**Exercise:**
How many lines in the records below contain the word "this"? State only that number.

[Website and app data records]
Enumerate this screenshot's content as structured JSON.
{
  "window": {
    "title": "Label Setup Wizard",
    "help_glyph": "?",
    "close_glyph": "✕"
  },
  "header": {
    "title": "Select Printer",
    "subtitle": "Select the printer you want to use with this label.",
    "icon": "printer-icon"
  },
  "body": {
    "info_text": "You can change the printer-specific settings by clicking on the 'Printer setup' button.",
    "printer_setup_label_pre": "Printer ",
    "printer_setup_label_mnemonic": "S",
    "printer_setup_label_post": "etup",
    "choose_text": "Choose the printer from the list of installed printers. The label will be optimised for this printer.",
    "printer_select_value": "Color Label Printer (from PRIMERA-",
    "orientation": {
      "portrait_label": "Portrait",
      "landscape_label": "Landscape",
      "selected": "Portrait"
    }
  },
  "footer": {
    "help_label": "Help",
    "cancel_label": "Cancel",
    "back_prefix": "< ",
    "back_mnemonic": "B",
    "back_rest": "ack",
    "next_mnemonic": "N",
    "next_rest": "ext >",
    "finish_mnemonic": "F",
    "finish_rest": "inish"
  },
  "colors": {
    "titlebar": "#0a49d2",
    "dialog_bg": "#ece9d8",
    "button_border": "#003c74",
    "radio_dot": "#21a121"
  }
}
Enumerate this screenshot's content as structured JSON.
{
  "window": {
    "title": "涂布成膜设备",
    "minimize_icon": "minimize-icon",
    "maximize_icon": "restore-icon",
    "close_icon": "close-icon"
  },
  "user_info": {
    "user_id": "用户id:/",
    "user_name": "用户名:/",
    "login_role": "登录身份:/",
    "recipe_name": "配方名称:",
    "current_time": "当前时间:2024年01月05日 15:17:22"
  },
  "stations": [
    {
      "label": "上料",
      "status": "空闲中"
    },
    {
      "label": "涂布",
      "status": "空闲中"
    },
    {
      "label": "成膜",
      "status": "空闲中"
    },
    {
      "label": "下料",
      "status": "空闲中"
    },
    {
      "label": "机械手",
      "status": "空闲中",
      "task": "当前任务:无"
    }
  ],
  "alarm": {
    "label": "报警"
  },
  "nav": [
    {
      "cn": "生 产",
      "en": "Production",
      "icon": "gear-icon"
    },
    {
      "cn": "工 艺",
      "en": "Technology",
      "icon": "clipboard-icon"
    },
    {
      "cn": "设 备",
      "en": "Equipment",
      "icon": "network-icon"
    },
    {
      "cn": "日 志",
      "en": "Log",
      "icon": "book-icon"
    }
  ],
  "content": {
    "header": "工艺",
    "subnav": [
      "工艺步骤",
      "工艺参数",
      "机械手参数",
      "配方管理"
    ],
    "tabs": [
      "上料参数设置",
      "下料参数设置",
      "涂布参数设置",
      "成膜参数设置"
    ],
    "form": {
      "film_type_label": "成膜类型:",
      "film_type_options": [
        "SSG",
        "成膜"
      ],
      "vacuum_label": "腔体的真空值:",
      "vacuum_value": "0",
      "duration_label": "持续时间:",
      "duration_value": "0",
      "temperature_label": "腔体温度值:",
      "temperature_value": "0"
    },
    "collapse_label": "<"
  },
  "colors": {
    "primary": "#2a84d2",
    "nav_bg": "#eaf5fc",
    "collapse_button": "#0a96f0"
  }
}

**Response:**
4